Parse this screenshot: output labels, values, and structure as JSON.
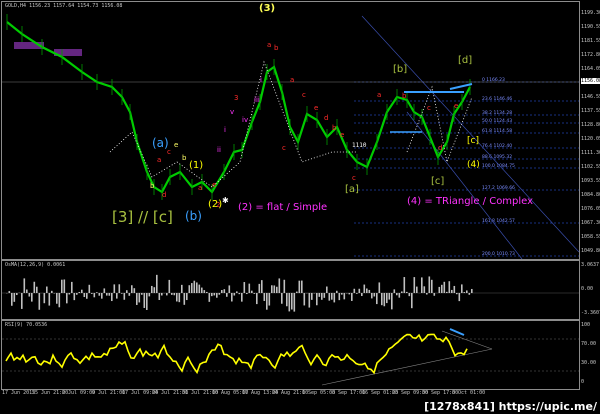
{
  "chart": {
    "symbol_label": "GOLD,H4 1156.23 1157.64 1154.73 1156.08",
    "last_price_tag": "1156.08",
    "price_axis": [
      "1199.30",
      "1190.55",
      "1181.55",
      "1172.80",
      "1164.05",
      "1155.30",
      "1146.55",
      "1137.55",
      "1128.80",
      "1120.05",
      "1111.30",
      "1102.55",
      "1093.55",
      "1084.80",
      "1076.05",
      "1067.30",
      "1058.55",
      "1049.80"
    ],
    "time_axis": [
      "17 Jun 2015",
      "25 Jun 21:00",
      "2 Jul 09:00",
      "9 Jul 21:00",
      "17 Jul 09:00",
      "24 Jul 21:00",
      "31 Jul 21:00",
      "10 Aug 05:00",
      "17 Aug 13:00",
      "24 Aug 21:00",
      "1 Sep 05:00",
      "8 Sep 17:00",
      "16 Sep 01:00",
      "23 Sep 09:00",
      "30 Sep 17:00",
      "8 Oct 01:00"
    ]
  },
  "annotations": {
    "wave_3_top": "(3)",
    "wave_a_circle": "(a)",
    "wave_b_circle": "(b)",
    "wave_2_circle": "(2)",
    "wave_1_circle": "(1)",
    "big_3c": "[3] // [c]",
    "flat_simple": "(2) = flat / Simple",
    "triangle_complex": "(4) = TRiangle / Complex",
    "bracket_a": "[a]",
    "bracket_b": "[b]",
    "bracket_c": "[c]",
    "bracket_d": "[d]",
    "paren_4": "(4)",
    "label_c": "[c]",
    "price_1110": "1110"
  },
  "fib_levels": [
    {
      "label": "0 1166.23"
    },
    {
      "label": "23.6 1146.46"
    },
    {
      "label": "38.2 1134.28"
    },
    {
      "label": "50.0 1124.43"
    },
    {
      "label": "61.8 1114.58"
    },
    {
      "label": "76.4 1102.40"
    },
    {
      "label": "88.6 1095.32"
    },
    {
      "label": "100.0 1084.75"
    },
    {
      "label": "127.2 1069.66"
    },
    {
      "label": "161.8 1042.57"
    },
    {
      "label": "200.0 1010.73"
    }
  ],
  "osma": {
    "label": "OsMA(12,26,9) 0.0061",
    "axis": [
      "3.0637",
      "0.00",
      "-3.3607"
    ]
  },
  "rsi": {
    "label": "RSI(9) 70.0536",
    "axis": [
      "100",
      "70.00",
      "30.00",
      "0"
    ]
  },
  "watermark": "[1278x841] https://upic.me/",
  "colors": {
    "price_line": "#00cc00",
    "fib": "#2f5fff",
    "wave_red": "#ff2b2b",
    "wave_magenta": "#ff33ff",
    "wave_yellow": "#ffff00",
    "wave_blue": "#3aa0ff",
    "wave_olive": "#a8c040",
    "rsi_line": "#ffff00"
  }
}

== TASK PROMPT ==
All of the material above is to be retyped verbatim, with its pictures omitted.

== WRITTEN ANSWER ==
Parse this screenshot: output labels, values, and structure as JSON.
{
  "chart": {
    "symbol_label": "GOLD,H4 1156.23 1157.64 1154.73 1156.08",
    "last_price_tag": "1156.08",
    "price_axis": [
      "1199.30",
      "1190.55",
      "1181.55",
      "1172.80",
      "1164.05",
      "1155.30",
      "1146.55",
      "1137.55",
      "1128.80",
      "1120.05",
      "1111.30",
      "1102.55",
      "1093.55",
      "1084.80",
      "1076.05",
      "1067.30",
      "1058.55",
      "1049.80"
    ],
    "time_axis": [
      "17 Jun 2015",
      "25 Jun 21:00",
      "2 Jul 09:00",
      "9 Jul 21:00",
      "17 Jul 09:00",
      "24 Jul 21:00",
      "31 Jul 21:00",
      "10 Aug 05:00",
      "17 Aug 13:00",
      "24 Aug 21:00",
      "1 Sep 05:00",
      "8 Sep 17:00",
      "16 Sep 01:00",
      "23 Sep 09:00",
      "30 Sep 17:00",
      "8 Oct 01:00"
    ]
  },
  "annotations": {
    "wave_3_top": "(3)",
    "wave_a_circle": "(a)",
    "wave_b_circle": "(b)",
    "wave_2_circle": "(2)",
    "wave_1_circle": "(1)",
    "big_3c": "[3] // [c]",
    "flat_simple": "(2) = flat / Simple",
    "triangle_complex": "(4) = TRiangle / Complex",
    "bracket_a": "[a]",
    "bracket_b": "[b]",
    "bracket_c": "[c]",
    "bracket_d": "[d]",
    "paren_4": "(4)",
    "label_c": "[c]",
    "price_1110": "1110"
  },
  "fib_levels": [
    {
      "label": "0 1166.23"
    },
    {
      "label": "23.6 1146.46"
    },
    {
      "label": "38.2 1134.28"
    },
    {
      "label": "50.0 1124.43"
    },
    {
      "label": "61.8 1114.58"
    },
    {
      "label": "76.4 1102.40"
    },
    {
      "label": "88.6 1095.32"
    },
    {
      "label": "100.0 1084.75"
    },
    {
      "label": "127.2 1069.66"
    },
    {
      "label": "161.8 1042.57"
    },
    {
      "label": "200.0 1010.73"
    }
  ],
  "osma": {
    "label": "OsMA(12,26,9) 0.0061",
    "axis": [
      "3.0637",
      "0.00",
      "-3.3607"
    ]
  },
  "rsi": {
    "label": "RSI(9) 70.0536",
    "axis": [
      "100",
      "70.00",
      "30.00",
      "0"
    ]
  },
  "watermark": "[1278x841] https://upic.me/",
  "colors": {
    "price_line": "#00cc00",
    "fib": "#2f5fff",
    "wave_red": "#ff2b2b",
    "wave_magenta": "#ff33ff",
    "wave_yellow": "#ffff00",
    "wave_blue": "#3aa0ff",
    "wave_olive": "#a8c040",
    "rsi_line": "#ffff00"
  }
}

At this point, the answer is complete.